**Work task:** Please copy each line of the data that includes the string "subtitle".

**The data:**
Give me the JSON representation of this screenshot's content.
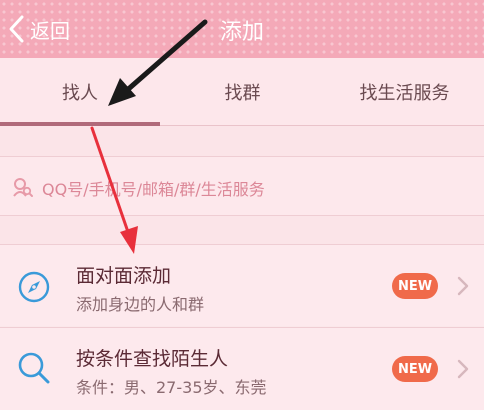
{
  "titlebar": {
    "back_label": "返回",
    "title": "添加"
  },
  "tabs": [
    {
      "label": "找人",
      "selected": true
    },
    {
      "label": "找群",
      "selected": false
    },
    {
      "label": "找生活服务",
      "selected": false
    }
  ],
  "search": {
    "placeholder": "QQ号/手机号/邮箱/群/生活服务",
    "icon": "person-search-icon"
  },
  "items": [
    {
      "title": "面对面添加",
      "subtitle": "添加身边的人和群",
      "badge": "NEW",
      "icon": "compass-icon"
    },
    {
      "title": "按条件查找陌生人",
      "subtitle": "条件：男、27-35岁、东莞",
      "badge": "NEW",
      "icon": "magnifier-icon"
    }
  ],
  "colors": {
    "titlebar": "#f4a9b8",
    "accent_underline": "#b06a7a",
    "badge": "#f06a4a",
    "annotation_arrow_dark": "#1a1a1a",
    "annotation_arrow_red": "#e8303c",
    "icon_blue": "#3a9ad9"
  }
}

**Completed task:**
      "subtitle": "添加身边的人和群",
      "subtitle": "条件：男、27-35岁、东莞",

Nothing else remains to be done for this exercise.